» **DATA EXCERPTS**
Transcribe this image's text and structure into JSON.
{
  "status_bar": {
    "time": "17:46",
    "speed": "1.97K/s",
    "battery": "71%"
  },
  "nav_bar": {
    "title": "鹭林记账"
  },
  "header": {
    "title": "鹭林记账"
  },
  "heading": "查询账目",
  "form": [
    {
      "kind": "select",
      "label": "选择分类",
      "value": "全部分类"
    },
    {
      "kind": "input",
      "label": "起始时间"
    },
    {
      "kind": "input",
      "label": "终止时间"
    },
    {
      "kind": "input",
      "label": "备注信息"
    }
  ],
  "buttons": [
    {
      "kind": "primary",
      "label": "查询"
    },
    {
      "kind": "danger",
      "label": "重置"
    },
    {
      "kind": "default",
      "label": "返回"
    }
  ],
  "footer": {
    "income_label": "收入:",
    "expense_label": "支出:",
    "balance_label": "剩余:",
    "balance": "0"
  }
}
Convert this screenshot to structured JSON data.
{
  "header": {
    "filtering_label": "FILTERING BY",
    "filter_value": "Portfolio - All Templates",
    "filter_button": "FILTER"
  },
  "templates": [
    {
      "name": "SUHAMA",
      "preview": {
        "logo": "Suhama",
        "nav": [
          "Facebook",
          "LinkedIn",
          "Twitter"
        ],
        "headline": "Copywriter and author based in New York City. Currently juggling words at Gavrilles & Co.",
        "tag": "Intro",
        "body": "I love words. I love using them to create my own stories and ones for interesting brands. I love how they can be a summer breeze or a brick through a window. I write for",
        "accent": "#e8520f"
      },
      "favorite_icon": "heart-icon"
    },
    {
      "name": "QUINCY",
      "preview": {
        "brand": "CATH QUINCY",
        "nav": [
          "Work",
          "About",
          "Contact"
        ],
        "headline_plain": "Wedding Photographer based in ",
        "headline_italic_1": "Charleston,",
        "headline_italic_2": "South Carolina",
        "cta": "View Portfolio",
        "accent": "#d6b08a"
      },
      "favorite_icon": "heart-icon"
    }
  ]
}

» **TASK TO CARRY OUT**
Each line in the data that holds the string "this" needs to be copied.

» **COMPLETED EXERCISE**
Transcribe this image's text and structure into JSON.
Convert this screenshot to structured JSON data.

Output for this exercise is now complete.